═════ Records provided ═════
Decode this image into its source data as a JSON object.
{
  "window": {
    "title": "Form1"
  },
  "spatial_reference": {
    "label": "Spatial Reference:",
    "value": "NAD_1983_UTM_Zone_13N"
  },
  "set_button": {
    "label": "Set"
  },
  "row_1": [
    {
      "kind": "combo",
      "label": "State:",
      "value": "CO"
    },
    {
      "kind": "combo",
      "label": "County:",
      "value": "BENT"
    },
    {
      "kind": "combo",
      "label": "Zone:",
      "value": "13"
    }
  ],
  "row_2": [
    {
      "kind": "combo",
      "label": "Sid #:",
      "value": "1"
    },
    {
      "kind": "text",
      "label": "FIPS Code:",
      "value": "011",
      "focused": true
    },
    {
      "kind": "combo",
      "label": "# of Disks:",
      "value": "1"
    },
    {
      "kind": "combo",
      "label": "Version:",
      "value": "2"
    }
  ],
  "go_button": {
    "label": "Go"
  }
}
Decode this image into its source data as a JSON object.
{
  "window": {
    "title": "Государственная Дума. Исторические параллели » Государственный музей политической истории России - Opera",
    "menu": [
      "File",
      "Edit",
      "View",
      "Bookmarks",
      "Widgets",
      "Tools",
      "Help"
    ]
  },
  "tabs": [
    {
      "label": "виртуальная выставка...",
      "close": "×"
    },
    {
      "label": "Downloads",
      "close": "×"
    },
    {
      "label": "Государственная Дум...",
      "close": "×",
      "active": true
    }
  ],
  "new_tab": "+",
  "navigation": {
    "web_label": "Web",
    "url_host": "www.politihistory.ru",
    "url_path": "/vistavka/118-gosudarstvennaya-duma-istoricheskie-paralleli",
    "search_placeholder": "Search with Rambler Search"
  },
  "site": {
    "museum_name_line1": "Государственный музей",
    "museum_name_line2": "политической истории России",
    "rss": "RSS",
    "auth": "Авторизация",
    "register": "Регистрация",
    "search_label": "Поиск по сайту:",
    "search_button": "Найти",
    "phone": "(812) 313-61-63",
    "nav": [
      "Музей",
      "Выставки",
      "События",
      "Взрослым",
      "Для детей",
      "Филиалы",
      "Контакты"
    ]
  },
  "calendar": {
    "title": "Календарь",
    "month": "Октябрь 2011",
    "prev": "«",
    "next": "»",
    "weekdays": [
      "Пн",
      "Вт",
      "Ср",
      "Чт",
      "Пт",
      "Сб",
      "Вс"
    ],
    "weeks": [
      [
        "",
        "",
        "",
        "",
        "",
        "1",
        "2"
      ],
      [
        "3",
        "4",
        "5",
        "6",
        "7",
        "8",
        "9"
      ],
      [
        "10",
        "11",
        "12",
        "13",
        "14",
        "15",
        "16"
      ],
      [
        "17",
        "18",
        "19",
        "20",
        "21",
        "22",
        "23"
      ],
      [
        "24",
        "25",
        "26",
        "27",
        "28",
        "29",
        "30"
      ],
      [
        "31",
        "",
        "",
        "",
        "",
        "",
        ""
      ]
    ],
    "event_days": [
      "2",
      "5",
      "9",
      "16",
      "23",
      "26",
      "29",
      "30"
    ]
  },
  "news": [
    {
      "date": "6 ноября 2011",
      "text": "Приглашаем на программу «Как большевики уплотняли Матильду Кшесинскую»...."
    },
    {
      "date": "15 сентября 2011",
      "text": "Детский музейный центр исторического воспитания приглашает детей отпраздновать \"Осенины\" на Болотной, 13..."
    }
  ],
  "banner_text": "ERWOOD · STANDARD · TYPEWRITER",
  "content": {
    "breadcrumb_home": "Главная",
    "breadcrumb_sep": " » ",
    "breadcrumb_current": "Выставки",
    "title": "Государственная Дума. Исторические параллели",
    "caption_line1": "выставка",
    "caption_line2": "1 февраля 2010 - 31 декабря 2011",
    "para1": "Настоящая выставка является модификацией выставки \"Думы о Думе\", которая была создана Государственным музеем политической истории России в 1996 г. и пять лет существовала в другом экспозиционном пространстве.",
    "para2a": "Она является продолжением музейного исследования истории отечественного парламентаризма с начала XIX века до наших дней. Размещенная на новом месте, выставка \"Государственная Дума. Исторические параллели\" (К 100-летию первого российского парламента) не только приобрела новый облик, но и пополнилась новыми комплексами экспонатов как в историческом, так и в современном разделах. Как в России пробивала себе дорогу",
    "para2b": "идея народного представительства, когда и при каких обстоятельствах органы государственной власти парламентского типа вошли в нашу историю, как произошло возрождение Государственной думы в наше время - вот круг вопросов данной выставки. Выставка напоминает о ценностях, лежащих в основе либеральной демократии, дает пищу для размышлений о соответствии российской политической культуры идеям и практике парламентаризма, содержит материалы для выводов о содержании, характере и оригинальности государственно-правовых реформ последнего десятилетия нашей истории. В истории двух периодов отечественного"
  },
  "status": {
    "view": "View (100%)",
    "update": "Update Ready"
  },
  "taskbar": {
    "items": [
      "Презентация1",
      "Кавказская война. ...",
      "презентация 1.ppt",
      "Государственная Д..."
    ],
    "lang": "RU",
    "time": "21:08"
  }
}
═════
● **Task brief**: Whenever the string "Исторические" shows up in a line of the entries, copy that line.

● **Result of the task**:
    "title": "Государственная Дума. Исторические параллели » Государственный музей политической истории России - Opera",
    "title": "Государственная Дума. Исторические параллели",
    "para2a": "Она является продолжением музейного исследования истории отечественного парламентаризма с начала XIX века до наших дней. Размещенная на новом месте, выставка \"Государственная Дума. Исторические параллели\" (К 100-летию первого российского парламента) не только приобрела новый облик, но и пополнилась новыми комплексами экспонатов как в историческом, так и в современном разделах. Как в России пробивала себе дорогу",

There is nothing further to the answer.